Reporting Vanessa Borge
MIAMI (CBS4) – Maxine Sonnenschein has a lot to smile about today.
But for years after beating colon cancer, her self-confidence was shaken.
“I lost my eyebrows during the treatment,” said Sonnenschein.
Like many cancer patients, because of her chemotherapy treatment, Sonnenschein lost all her hair.
“You can’t wear a wig on your eyebrows. They are either there or they’re not,” Sonnenschein said.
“You’re always thinking that you look horrible, you feel like you’re a freak.”
Sonnenschein is not alone. According to the Center for Dermatology and Hair Diseases, 65% of cancer patients experience hair loss because of treatment, 47% of female patients said they consider hair loss to be the most traumatic aspect of chemotherapy and 8% would decline chemotherapy due to fears of losing their hair.
Going outside in the rain, sweating, even exercising became a problem for Sonnenschein who for years drew on her eyebrows.
“I was afraid to go in the water. I work out every day and if you sweat your eyebrows come off,” she said.
But then Maxine met Diane Makish and it changed her life forever. A professional cosmetic tattoo artist, Diane permanently gives her clients the hair and confidence they lost during treatment.
“It feels great to know that I take part in making someone confident especially in a vulnerable time,” Makish said.
“In permanent make up, you see a lot of color in stenciled in eyebrows that look very fake,” Makishsaid.
But Diane gives a more natural three dimensional look to her work.
The only catch, like all tattoos, Sonnenschein’s eyebrows will fade with time, not a problem for her though.
“Think about that. Drawing your eyebrows on six times a day or coming back every couple of years to get a touch up. That’s a big difference,” she said.
Sonnenschein has her eyebrows and her confidence back, something she wishes for her fellow cancer survivors.

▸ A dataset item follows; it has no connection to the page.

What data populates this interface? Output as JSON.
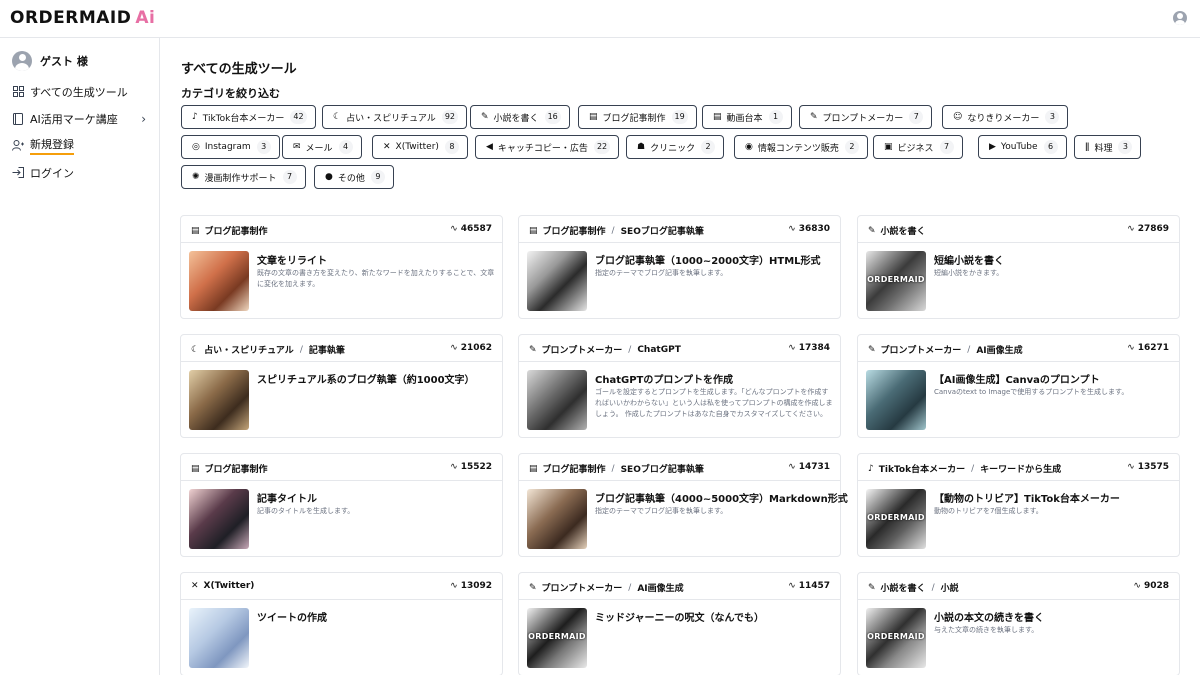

“If anybody has been through this, and you’ve survived, and you want to get your life back, this is such a simple thing to do and it makes an amazing difference.”
For more information, go to Diane Makish’s website.